Exile does many things to you, all of them bad. In my case, it played havoc with my destiny. As we speak, I’d be a Confucius or an Einstein if I hadn’t run into exile. I’d be walking in the streets with my head in the clouds as it tries to solve some complex algebraic equation.
In primary school in Rwanda, we recited what we called ‘mara’ (mathematical tables) every morning. This meant subtracting, adding, multiplying or dividing any numbers and giving an answer in a split second. The teacher only needed to have his numbers ready on the blackboard and we’d give him answers to any sum before he could even point his long ‘rêgle’ (ruler).
It was like this. As soon as we entered class, the teacher pointed at a multiplication question, for instance, and shouted your name. He’d point at 147X73, say, and shout: “Ingina!” And I’d shoot up without hesitation and squeal: “Ten thousand – seven hundred – thirty-one!” Then, without giving me even a hint of a cursory look to confirm the accuracy of my answer, he’d turn to another pupil and point at other numbers and the rote lesson would continue.
But suppose you got the answer wrong, God forbid. Celestin, our Maths teacher, would look at you as if you were something that a cat dragged in yesterday. Then he’d pick the nearest object and hurl it at you. If you were lucky, the object would be something soft. Many times, unfortunately, we were not so lucky. Like this time he pointed at 3,741÷29.3 and shouted my name. Again, I squealed: “One hundred – twenty – seven – point – six – eight – zero!” Then he gave me that ugly look.
I wouldn’t have minded the ugly look, only there was a stone slate next to him. That spelt the end for me. Remember, a slate in our time was an object we used in place of an exercise book. But it was better because we used it multiple times. There were two types: one in cardboard and another in clay or stone. In both cases, they were used as blackboards as you could erase whatever you wrote so as to use them again. The cardboard one was light but the stone/clay one was as heavy and hard as a stone.
Imagine me, then, in the face of such danger. After weighing up the situation, I did what any wise person would have done, in my place: run for dear life. But my dear life wasn’t going to be saved, poor me. As I made to run for it, the slate caught me at the back of the knee and I fell down, knocking my head on the dust floor. A piece of the slate cut me on the leg but, otherwise, I was intact. That’s how I survived and went on to be tortured with more ‘mara’ rote lessons.

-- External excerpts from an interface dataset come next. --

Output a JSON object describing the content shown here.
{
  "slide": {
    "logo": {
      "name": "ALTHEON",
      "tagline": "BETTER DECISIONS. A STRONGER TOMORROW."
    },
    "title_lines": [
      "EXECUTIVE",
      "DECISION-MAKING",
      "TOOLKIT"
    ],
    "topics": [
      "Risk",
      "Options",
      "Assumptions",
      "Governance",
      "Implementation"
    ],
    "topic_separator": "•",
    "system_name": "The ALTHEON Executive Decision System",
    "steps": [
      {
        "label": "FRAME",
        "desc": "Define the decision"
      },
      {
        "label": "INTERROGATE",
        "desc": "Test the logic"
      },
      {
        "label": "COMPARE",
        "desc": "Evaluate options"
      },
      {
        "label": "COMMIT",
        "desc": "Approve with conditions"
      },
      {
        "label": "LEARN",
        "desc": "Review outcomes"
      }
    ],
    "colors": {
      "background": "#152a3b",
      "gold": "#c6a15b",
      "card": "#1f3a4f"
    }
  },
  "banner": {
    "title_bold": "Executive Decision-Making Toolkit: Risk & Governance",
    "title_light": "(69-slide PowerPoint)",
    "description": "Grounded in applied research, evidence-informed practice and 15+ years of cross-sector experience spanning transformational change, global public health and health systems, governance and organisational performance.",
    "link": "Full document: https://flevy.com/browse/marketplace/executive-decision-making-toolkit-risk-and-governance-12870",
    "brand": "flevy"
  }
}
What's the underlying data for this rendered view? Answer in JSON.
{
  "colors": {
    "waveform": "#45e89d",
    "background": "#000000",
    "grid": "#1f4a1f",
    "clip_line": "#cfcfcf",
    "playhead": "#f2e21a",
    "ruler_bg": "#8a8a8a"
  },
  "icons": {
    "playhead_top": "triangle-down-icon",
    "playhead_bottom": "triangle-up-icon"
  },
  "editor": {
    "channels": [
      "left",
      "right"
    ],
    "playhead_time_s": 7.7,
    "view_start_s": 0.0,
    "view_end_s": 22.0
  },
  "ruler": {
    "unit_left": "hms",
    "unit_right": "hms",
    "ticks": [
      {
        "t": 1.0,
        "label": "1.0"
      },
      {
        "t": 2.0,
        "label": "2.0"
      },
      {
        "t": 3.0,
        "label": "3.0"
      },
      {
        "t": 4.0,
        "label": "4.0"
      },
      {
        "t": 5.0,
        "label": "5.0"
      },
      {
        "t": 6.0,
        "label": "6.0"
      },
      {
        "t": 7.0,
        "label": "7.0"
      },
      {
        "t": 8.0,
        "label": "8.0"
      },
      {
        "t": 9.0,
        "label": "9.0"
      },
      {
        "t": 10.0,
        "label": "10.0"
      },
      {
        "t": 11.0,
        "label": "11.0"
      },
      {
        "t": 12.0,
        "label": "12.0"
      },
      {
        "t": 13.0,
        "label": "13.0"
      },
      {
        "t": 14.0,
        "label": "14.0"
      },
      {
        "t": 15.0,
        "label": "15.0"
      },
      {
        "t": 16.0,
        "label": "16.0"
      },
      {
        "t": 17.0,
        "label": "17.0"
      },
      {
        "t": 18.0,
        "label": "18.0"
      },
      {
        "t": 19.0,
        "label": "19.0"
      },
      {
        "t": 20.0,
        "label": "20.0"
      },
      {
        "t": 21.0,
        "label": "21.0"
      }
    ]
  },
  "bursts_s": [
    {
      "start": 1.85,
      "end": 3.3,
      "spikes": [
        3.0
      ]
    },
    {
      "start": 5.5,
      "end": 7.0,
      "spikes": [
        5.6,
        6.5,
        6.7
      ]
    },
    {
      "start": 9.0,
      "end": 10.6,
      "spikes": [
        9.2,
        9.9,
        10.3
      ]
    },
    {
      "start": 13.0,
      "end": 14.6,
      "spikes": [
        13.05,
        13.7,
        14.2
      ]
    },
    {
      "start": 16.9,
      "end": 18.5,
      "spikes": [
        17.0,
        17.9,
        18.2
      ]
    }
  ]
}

Even in exile, as we were taught by our fellow refugees, this ‘mara’ torture continued until we finished primary school and joined secondary school. Whereupon, arithmetic became a complete alien. Instead of using our rote brain to juggle numbers around, we were introduced to some curious objects.
We were told that our brains needed a rest and we could use beads to add or subtract, instead of our brains. The beads were on a board and we were supposed to play with them and get our subtraction or additions more easily.
We played around with those beads for about two years and by the end I could hardly count to one hundred. So idle was the brain that it seemed to be dying. The contraption responsible for that death was called a ‘spike abacus’.
In third year, even the board of beads was done away with. In its place, a ruler was introduced. Yes, you got it right: a ruler like the one we used to trace lines. Only this one was not wooden. By all appearances, it seemed to be made in glass. Actually, it was not a single ruler: it was one big ruler with many other sliding rulers inside it! We used it primarily for multiplication and division but never for addition or subtraction. We also were told that we’d be using it for strange things like roots, logarithms, trigonometry, etc. The contraption this time was called a ‘slide rule’.
After trying to slide the things a couple of times without making sense, I gave up. No, this Maths had been messed up. I wanted none of it and I told my teacher so. With the result that any student who failed to perform well in Maths was told by the teacher “to do an Ingina”.
In short, transfer to Arts subjects. But even before a year was out, the slide rule was done away with, too. This time what came on the scene was a cute little thing. It was small, easily portable and could perform basic as well as complex operations of arithmetic. Even a one-year-old ccould operate it without thinking. Yes, you guessed right: the ‘calculator’.
Then came the computer, the internet, the cellular phone. Now iPod, iPad, iEtc, etc! Do we still need mathematicians amongst us? Me, exile helped me for once. It forced me to guess early!